Harbaugh still drinks plenty of milk to this day. He describes it as a “natural steroid” (along with steak, water, and sleep) and he’s been known to pair milk with a steak on occasion.
What are the chances Jim Harbaugh is the next Packers head coach?
Jon’s Rating: 2/5
As with Lincoln Riley (and to a lesser extent Kliff Kingsbury), there are inherent obstacles to prying a college coach out of his job. Being a successful college coach is a great gig, potentially a lucrative lifetime appointment if you do the job well enough. And Harbaugh, though he hasn’t achieved his ultimate goal at Michigan, has been quite successful. Michigan seems pleased: they’re paying him $7 million per year plus extensive perks and incentives.
But Harbaugh has a well-deserved reputation for two things: being a little bit (perhaps more than a little bit) hard to work with and moving to new jobs every few years. So far, he’s never stayed at any coaching job for more than four years, and he’s about to finish his fourth season at Michigan. If there’s a window for hiring Harbaugh, it would appear to be opening.
Harbaugh’s personality may not make him an ideal fit in the reserved culture of Green Bay, and it’s possible he’d clash with quarterback Aaron Rodgers. Rodgers’ feelings shouldn’t be a primary consideration, but the goal of the Packers’ next hire is to maximize Rodgers’ remaining years in the NFL. Is Harbaugh the right person to do that?
Gary’s Rating: 1/5
Perhaps the most common narrative that followed Jim Harbaugh when he left the San Francisco for the University of Michigan was how he wore out his welcome with the 49ers. Harbaugh and an excellent front office won often in San Francisco, and the enthusiasm inside the building towards the coach faded faster than most anticipated.

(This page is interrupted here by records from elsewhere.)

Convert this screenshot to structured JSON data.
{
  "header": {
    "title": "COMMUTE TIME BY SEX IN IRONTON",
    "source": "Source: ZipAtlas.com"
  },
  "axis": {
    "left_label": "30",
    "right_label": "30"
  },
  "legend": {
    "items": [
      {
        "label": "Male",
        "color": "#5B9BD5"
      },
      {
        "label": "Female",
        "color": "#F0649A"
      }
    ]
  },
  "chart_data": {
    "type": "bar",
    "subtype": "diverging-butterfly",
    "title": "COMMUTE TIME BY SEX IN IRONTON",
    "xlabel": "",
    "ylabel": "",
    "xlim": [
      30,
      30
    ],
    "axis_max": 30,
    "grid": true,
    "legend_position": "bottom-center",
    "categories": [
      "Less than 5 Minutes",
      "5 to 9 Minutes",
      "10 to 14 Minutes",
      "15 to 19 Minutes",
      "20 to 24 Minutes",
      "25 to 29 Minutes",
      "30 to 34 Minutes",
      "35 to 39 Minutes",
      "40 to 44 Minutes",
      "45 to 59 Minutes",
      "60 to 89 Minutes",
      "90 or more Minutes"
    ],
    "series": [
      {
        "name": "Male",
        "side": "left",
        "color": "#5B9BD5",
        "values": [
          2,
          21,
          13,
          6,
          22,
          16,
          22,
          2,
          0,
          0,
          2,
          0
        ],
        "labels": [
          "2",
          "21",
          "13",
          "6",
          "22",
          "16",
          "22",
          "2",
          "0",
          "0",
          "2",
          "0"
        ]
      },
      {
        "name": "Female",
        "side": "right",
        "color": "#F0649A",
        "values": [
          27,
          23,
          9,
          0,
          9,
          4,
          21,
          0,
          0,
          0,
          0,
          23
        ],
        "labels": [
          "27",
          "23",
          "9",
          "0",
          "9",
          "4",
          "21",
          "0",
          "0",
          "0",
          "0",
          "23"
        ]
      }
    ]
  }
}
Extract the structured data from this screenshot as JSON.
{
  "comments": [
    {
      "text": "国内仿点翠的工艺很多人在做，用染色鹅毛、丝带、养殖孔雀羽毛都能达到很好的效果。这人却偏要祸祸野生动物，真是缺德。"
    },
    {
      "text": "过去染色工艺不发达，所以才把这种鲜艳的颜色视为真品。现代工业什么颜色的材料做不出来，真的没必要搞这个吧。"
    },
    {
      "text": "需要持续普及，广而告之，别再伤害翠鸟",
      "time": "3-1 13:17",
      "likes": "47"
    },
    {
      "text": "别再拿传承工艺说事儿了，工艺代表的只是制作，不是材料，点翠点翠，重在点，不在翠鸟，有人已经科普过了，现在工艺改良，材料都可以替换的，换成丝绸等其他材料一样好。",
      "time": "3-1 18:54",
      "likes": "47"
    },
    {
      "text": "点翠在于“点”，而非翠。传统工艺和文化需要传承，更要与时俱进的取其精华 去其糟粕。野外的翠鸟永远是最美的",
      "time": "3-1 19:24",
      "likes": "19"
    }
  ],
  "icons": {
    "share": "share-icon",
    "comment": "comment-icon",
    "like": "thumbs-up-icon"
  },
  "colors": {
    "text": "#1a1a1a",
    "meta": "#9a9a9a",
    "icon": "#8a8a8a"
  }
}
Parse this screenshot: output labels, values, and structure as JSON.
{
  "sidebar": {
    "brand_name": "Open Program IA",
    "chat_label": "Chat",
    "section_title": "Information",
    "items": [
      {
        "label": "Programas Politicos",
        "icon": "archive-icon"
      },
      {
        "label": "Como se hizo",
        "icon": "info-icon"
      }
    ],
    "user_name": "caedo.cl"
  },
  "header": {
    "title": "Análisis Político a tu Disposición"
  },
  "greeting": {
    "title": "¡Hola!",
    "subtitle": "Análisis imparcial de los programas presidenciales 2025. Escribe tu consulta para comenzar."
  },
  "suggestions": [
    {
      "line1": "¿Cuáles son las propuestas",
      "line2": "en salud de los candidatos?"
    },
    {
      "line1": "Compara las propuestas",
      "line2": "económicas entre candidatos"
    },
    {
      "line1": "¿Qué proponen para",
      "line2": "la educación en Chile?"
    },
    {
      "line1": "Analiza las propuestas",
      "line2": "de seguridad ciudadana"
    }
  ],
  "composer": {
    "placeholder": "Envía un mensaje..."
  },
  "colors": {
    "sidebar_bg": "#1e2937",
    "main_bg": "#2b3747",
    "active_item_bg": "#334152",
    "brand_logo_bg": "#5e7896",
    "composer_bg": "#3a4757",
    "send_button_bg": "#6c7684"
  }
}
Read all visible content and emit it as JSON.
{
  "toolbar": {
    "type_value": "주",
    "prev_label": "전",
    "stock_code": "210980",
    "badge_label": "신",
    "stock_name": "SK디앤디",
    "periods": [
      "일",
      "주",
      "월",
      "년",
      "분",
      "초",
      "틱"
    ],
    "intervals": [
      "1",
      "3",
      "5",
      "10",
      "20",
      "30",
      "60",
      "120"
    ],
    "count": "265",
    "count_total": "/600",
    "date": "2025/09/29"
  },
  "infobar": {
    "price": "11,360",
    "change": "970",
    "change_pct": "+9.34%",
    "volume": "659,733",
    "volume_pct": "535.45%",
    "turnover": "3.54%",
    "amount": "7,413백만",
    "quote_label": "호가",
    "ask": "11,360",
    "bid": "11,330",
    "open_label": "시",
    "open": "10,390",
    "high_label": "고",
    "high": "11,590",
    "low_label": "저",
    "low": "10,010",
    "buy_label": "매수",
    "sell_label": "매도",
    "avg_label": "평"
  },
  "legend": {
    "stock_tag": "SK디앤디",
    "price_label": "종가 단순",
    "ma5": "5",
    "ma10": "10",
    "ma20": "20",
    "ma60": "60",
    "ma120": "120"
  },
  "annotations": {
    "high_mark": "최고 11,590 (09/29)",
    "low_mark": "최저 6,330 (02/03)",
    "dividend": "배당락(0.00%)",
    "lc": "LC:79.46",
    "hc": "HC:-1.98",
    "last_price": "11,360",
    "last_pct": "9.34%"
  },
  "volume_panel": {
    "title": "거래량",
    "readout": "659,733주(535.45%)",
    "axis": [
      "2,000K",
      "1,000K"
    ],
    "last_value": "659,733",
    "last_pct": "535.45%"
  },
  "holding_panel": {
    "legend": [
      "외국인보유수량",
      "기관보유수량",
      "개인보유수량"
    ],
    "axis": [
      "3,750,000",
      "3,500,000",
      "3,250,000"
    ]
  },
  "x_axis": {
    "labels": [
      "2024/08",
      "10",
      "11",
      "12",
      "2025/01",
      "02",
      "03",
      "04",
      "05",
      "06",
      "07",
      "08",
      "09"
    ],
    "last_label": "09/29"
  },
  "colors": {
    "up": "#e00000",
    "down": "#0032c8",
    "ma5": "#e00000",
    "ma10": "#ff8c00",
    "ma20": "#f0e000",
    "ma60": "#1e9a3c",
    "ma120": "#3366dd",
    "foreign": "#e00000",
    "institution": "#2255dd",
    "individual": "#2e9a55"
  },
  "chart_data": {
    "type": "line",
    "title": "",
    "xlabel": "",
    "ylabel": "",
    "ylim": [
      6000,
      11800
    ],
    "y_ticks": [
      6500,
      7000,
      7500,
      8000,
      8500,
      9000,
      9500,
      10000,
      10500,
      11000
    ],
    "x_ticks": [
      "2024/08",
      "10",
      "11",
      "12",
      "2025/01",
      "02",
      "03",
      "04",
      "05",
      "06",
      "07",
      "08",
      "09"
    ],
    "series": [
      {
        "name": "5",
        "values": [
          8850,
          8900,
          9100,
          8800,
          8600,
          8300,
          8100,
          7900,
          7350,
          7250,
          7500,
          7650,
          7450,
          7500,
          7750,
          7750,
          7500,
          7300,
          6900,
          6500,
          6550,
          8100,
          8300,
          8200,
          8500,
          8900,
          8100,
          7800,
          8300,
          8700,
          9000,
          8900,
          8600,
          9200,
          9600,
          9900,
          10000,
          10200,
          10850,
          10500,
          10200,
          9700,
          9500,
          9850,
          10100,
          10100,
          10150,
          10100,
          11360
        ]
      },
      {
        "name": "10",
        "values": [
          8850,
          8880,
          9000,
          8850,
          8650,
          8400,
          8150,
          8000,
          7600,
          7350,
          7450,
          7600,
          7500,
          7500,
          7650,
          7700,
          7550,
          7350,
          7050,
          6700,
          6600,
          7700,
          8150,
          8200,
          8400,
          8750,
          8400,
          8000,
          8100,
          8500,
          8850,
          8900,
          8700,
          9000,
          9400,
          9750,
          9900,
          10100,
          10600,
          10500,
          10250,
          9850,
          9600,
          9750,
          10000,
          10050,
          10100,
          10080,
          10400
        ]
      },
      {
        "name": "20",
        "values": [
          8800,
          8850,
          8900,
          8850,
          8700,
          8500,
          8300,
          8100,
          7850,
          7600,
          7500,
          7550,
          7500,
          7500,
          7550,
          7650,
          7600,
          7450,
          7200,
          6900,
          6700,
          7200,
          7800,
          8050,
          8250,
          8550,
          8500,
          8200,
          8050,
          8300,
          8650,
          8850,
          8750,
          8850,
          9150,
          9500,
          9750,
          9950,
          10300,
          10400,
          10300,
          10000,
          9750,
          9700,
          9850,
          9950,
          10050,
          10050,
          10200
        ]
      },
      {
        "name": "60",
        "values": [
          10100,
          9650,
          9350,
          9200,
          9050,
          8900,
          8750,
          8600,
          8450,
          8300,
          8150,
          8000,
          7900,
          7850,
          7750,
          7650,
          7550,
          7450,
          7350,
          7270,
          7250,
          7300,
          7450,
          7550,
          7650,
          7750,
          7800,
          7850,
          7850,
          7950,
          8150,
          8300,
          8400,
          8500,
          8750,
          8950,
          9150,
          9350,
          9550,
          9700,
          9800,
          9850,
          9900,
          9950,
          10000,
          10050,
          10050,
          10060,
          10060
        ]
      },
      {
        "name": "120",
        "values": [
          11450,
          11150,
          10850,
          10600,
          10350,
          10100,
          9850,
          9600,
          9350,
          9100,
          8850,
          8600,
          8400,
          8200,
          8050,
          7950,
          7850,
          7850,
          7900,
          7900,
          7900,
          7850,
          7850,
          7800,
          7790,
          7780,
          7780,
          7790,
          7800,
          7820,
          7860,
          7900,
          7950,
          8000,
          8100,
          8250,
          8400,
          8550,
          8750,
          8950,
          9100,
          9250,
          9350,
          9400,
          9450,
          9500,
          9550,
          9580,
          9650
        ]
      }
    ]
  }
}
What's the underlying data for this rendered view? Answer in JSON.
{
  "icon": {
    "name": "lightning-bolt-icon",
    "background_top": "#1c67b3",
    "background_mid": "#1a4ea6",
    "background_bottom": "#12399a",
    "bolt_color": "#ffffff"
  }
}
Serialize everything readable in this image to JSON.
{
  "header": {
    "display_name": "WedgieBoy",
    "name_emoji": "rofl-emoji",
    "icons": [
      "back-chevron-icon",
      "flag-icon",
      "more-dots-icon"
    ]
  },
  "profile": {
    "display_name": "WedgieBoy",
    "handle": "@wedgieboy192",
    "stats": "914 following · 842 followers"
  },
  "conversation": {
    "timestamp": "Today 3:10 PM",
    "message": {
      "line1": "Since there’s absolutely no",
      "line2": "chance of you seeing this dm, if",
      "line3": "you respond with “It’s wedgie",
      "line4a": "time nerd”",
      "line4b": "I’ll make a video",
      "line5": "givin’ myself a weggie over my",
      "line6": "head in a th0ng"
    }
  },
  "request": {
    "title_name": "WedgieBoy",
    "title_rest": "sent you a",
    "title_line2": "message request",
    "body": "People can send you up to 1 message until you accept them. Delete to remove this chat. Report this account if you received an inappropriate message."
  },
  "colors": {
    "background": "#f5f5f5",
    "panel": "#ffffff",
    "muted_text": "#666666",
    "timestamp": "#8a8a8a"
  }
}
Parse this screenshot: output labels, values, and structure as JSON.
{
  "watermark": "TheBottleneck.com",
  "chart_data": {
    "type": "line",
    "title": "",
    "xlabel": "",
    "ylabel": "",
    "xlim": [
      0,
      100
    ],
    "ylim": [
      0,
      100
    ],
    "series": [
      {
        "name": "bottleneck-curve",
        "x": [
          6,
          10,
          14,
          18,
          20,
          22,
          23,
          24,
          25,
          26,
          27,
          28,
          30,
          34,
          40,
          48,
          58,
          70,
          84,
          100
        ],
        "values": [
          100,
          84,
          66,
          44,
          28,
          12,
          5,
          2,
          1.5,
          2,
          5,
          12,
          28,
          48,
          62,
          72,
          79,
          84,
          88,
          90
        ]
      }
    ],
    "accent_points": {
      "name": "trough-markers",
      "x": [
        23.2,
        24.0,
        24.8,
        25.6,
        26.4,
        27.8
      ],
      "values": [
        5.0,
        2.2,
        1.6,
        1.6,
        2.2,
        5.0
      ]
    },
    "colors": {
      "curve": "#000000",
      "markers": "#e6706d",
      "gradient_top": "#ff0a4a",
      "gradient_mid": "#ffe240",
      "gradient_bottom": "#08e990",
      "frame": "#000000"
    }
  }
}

Now, Harbaugh is four years into his tenure at Michigan. He’s winless against their hated rival Ohio State, and that puts the best, most optimistic evaluation of his tenure with the Wolveries as a modest success.
If Harbaugh wasn’t tempted to return to the NFL to coach Andrew Luck – the quarterback who he recruited and won big with at Stanford – it’s hard to see Harbaugh interested in the job in Green Bay. Rodgers is older than Luck, and there doesn’t seem to be anyone inside the building that has a strong relationship to Harbaugh.
The one individual who may change that is headhunter Jed Hughes. If he does become part of the search process in Green Bay – he helped Murphy with the general manager gig – he has significant ties to Michigan and even helped bring Harbaugh to the university. Perhaps he will be the one to take him away from it.